It was almost mandatory for Kolkata to win to stay in contention for a play-offs berth, and they did precisely that through their trump card on home turf: slow, deceptive bowling on an accommodating Eden wicket. Yusuf Pathan (49, 35b) in one of his now-rare destructive moods was a treat to watch and alongside a juicy altercation between Manvinder Bisla and Shane Watson, moderated by their captains, provided cheap and fitting entertainment to go with that evening pint.
Although Royals struck crucial blows by taking out skipper Gautam Gambhir (stumped smartly by Dishant Yagnik off Watson) and Bisla (who struck a brisk 29), the burly hard-hitter and Jacques Kallis (33) brought home the win with a 78-run union.
Royals’ loss thickens the plot.
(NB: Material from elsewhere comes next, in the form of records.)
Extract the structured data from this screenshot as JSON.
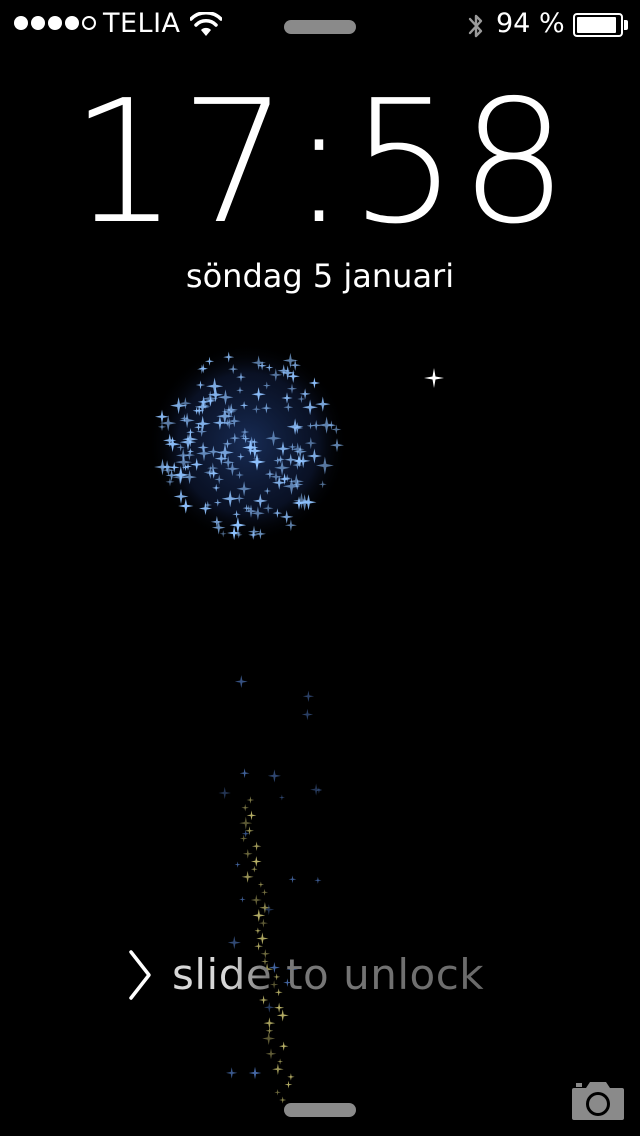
{
  "status_bar": {
    "signal_bars_filled": 4,
    "signal_bars_total": 5,
    "carrier": "TELIA",
    "battery_text": "94 %",
    "battery_level_percent": 94
  },
  "lock_screen": {
    "time": "17:58",
    "date": "söndag 5 januari",
    "slide_text": "slide to unlock"
  },
  "icons": {
    "wifi": "wifi-icon",
    "bluetooth": "bluetooth-icon",
    "battery": "battery-icon",
    "chevron": "chevron-right-icon",
    "camera": "camera-icon"
  },
  "colors": {
    "background": "#000000",
    "text": "#ffffff",
    "handle": "#8a8a8a",
    "firework_blue": "#5aa0ff",
    "firework_gold": "#c8c070"
  }
}
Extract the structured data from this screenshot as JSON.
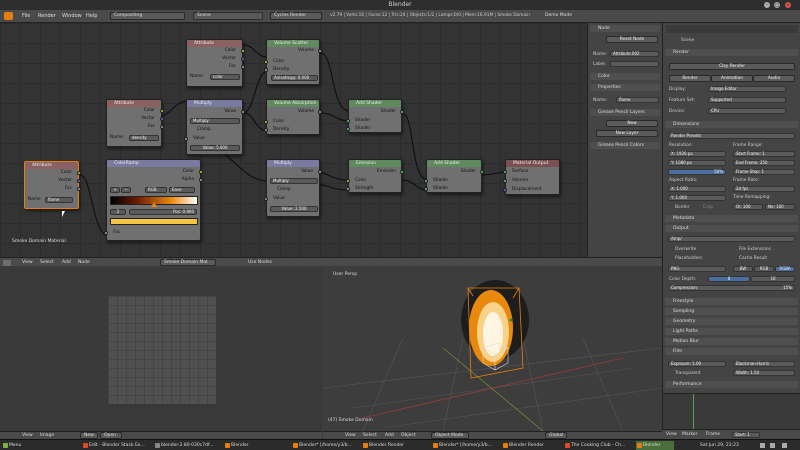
{
  "window": {
    "title": "Blender"
  },
  "info": {
    "menus": [
      "File",
      "Render",
      "Window",
      "Help"
    ],
    "screen": "Compositing",
    "scene": "Scene",
    "engine": "Cycles Render",
    "stats": "v2.79 | Verts:16 | Faces:12 | Tris:24 | Objects:1/2 | Lamps:0/0 | Mem:16.91M | Smoke Domain",
    "demo": "Demo Mode"
  },
  "nodes": {
    "attr_top": {
      "title": "Attribute",
      "outs": [
        "Color",
        "Vector",
        "Fac"
      ],
      "name_label": "Name:",
      "name_val": "color"
    },
    "vol_scatter": {
      "title": "Volume Scatter",
      "out": "Volume",
      "ins": [
        "Color",
        "Density",
        "Anisotropy: 0.000"
      ]
    },
    "attr_mid": {
      "title": "Attribute",
      "outs": [
        "Color",
        "Vector",
        "Fac"
      ],
      "name_label": "Name:",
      "name_val": "density"
    },
    "multiply1": {
      "title": "Multiply",
      "out": "Value",
      "op": "Multiply",
      "clamp": "Clamp",
      "in": "Value",
      "val": "Value: 5.000"
    },
    "vol_abs": {
      "title": "Volume Absorption",
      "out": "Volume",
      "ins": [
        "Color",
        "Density"
      ]
    },
    "add_shader1": {
      "title": "Add Shader",
      "out": "Shader",
      "ins": [
        "Shader",
        "Shader"
      ]
    },
    "attr_flame": {
      "title": "Attribute",
      "outs": [
        "Color",
        "Vector",
        "Fac"
      ],
      "name_label": "Name",
      "name_val": "flame"
    },
    "colorramp": {
      "title": "ColorRamp",
      "outs": [
        "Color",
        "Alpha"
      ],
      "mode": "RGB",
      "interp": "Ease",
      "stop": "2",
      "pos": "Pos: 0.900",
      "fac": "Fac"
    },
    "multiply2": {
      "title": "Multiply",
      "out": "Value",
      "op": "Multiply",
      "clamp": "Clamp",
      "in": "Value",
      "val": "Value: 2.500"
    },
    "emission": {
      "title": "Emission",
      "out": "Emission",
      "ins": [
        "Color",
        "Strength"
      ]
    },
    "add_shader2": {
      "title": "Add Shader",
      "out": "Shader",
      "ins": [
        "Shader",
        "Shader"
      ]
    },
    "mat_out": {
      "title": "Material Output",
      "ins": [
        "Surface",
        "Volume",
        "Displacement"
      ]
    }
  },
  "node_editor": {
    "material_label": "Smoke Domain Material",
    "header": {
      "menus": [
        "View",
        "Select",
        "Add",
        "Node"
      ],
      "material": "Smoke Domain Mat",
      "use_nodes": "Use Nodes"
    }
  },
  "props": {
    "node_header": "Node",
    "reset": "Reset Node",
    "name_label": "Name:",
    "name_val": "Attribute.002",
    "label_label": "Label:",
    "color_hdr": "Color",
    "properties_hdr": "Properties",
    "prop_name_label": "Name:",
    "prop_name_val": "flame",
    "gp_hdr": "Grease Pencil Layers",
    "new": "New",
    "new_layer": "New Layer",
    "gp_colors": "Grease Pencil Colors"
  },
  "render": {
    "scene": "Scene",
    "render_hdr": "Render",
    "clay": "Clay Render",
    "tabs": [
      "Render",
      "Animation",
      "Audio"
    ],
    "display_l": "Display:",
    "display": "Image Editor",
    "featureset_l": "Feature Set:",
    "featureset": "Supported",
    "device_l": "Device:",
    "device": "CPU",
    "dimensions": "Dimensions",
    "presets": "Render Presets",
    "resolution": "Resolution:",
    "resx": "X: 1920 px",
    "resy": "Y: 1080 px",
    "respct": "50%",
    "framerange": "Frame Range:",
    "start": "Start Frame: 1",
    "end": "End Frame: 250",
    "step": "Frame Step: 1",
    "aspect": "Aspect Ratio:",
    "ax": "X: 1.000",
    "ay": "Y: 1.000",
    "framerate": "Frame Rate:",
    "fps": "24 fps",
    "remap": "Time Remapping:",
    "old": "Ol: 100",
    "new_r": "Ne: 100",
    "border": "Border",
    "crop": "Crop",
    "metadata": "Metadata",
    "output": "Output",
    "path": "/tmp/",
    "overwrite": "Overwrite",
    "fileext": "File Extensions",
    "placeholders": "Placeholders",
    "cache": "Cache Result",
    "format": "PNG",
    "bw": "BW",
    "rgb": "RGB",
    "rgba": "RGBA",
    "colordepth": "Color Depth:",
    "depth8": "8",
    "depth16": "16",
    "compression": "Compression:",
    "compval": "15%",
    "panels": [
      "Freestyle",
      "Sampling",
      "Geometry",
      "Light Paths",
      "Motion Blur",
      "Film"
    ],
    "exposure": "Exposure: 1.00",
    "filter": "Blackman-Harris",
    "transparent": "Transparent",
    "width": "Width: 1.50",
    "performance": "Performance"
  },
  "viewport": {
    "label": "User Persp",
    "object": "(47) Smoke Domain",
    "mode": "Object Mode",
    "orientation": "Global",
    "menus": [
      "View",
      "Select",
      "Add",
      "Object"
    ]
  },
  "uv": {
    "menus": [
      "View",
      "Image"
    ],
    "new": "New",
    "open": "Open"
  },
  "timeline": {
    "menus": [
      "View",
      "Marker",
      "Frame",
      "Playback"
    ],
    "start": "Start: 1"
  },
  "taskbar": {
    "items": [
      "Menu",
      "Edit - Blender Stack Ex...",
      "blender-2.80-030c7df...",
      "Blender",
      "Blender* [/home/y3/b...",
      "Blender Render",
      "Blender* [/home/y3/b...",
      "Blender Render",
      "The Cooking Club - Ch...",
      "Blender"
    ],
    "clock": "Sat Jun 29, 23:23"
  },
  "colors": {
    "accent": "#5680c2",
    "flame_orange": "#e8890e",
    "ramp_yellow": "#f5c542"
  }
}
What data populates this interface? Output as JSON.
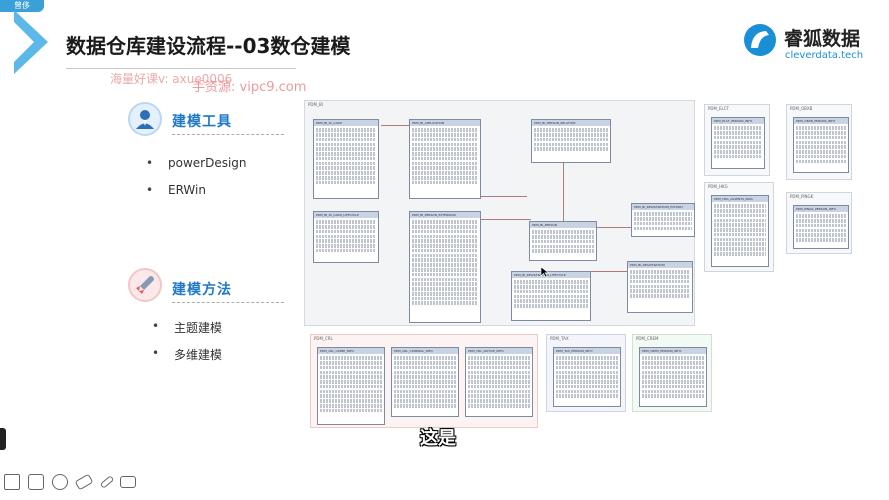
{
  "corner_tag": "曾侈",
  "slide": {
    "title": "数据仓库建设流程--03数仓建模",
    "logo": {
      "cn": "睿狐数据",
      "en": "cleverdata.tech",
      "icon": "fox-logo-icon"
    }
  },
  "watermark": {
    "line1": "海量好课v: axue0006",
    "line2": "手资源: vipc9.com"
  },
  "sections": [
    {
      "title": "建模工具",
      "icon": "user-avatar-icon",
      "items": [
        "powerDesign",
        "ERWin"
      ]
    },
    {
      "title": "建模方法",
      "icon": "rocket-icon",
      "items": [
        "主题建模",
        "多维建模"
      ]
    }
  ],
  "diagram": {
    "main_group": "PDM_BI",
    "tables": [
      "PDM_BI_ID_CARD",
      "PDM_BI_APPLICATION",
      "PDM_BI_PERSON_RELATION",
      "PDM_BI_ID_CARD_LIFECYCLE",
      "PDM_BI_PERSON_EXTENSION",
      "PDM_BI_PERSON",
      "PDM_BI_REGISTRATION_LIFECYCLE",
      "PDM_BI_REGISTRATION",
      "PDM_BI_REGISTRATION_HISTORY"
    ],
    "side_groups": [
      {
        "name": "PDM_ELCT",
        "table": "PDM_ELCT_PERSON_INFO"
      },
      {
        "name": "PDM_OBXB",
        "table": "PDM_OBXB_PERSON_INFO"
      },
      {
        "name": "PDM_HKG",
        "table": "PDM_HKG_ASSENTS_PAPA"
      },
      {
        "name": "PDM_PINGK",
        "table": "PDM_PINGK_PERSON_INFO"
      }
    ],
    "bottom_groups": [
      {
        "name": "PDM_CRL",
        "tables": [
          "PDM_CRL_CRIME_INFO",
          "PDM_CRL_CRIMINAL_INFO",
          "PDM_CRL_NOTICE_INFO"
        ]
      },
      {
        "name": "PDM_TAX",
        "tables": [
          "PDM_TAX_PERSON_INFO"
        ]
      },
      {
        "name": "PDM_CREM",
        "tables": [
          "PDM_CREM_PERSON_INFO"
        ]
      }
    ]
  },
  "subtitle": "这是",
  "toolbar": [
    "edit-icon",
    "layout-icon",
    "palette-icon",
    "eraser-icon",
    "pen-icon",
    "screen-icon"
  ]
}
Superstars Chennai - and arguably Bangalore - having already made a place in the knock-outs, the battle shall now rage between Royals, Hyderabad, Mumbai Indians and, possibly, the rejuvenated defending champions for the two remaining spots.
On Friday, Sunil Narine (4-0-20-1) and Sachithra Senanayake (4-0-26-2) restricted Rahul Dravid’s outfit to 132/6 after he chose to bat, and Pathan, perhaps in repentance of his extended sorry streak, made it a no-contest with a handy 16 balls to spare.
Dravid’s decision to bat backfired as Rajasthan were unable to build any sort of momentum. Ajinkya Rahane was stumped off Senanayake and James Faulkner, promoted as a pinch-hitter, edged leggie Iqbal Abdullah to point. The visitors were 34/2 at the end of the Powerplay and it took the introduction of Narine to claim their most prized scalp.
Watson, having plodded to a run-a ball 35, was claimed leg-before on the sweep and Senanayake returned to bowl Yagnik. The hero of Royals’ last win, Sanju Samson, compiled a patient 40, but he too failed to cut loose against the tidiness of Narine and medium-pacer Rajat Bhatia.
Samson’s top-edged skier was dropped by Bisla running around from behind the stumps, but the youngest IPL half-centurion was accounted for three runs later, deservedly by Bhatia for his first wicket. The slog-fest never came and the 132 target was rendered even more harmless once Pathan got going.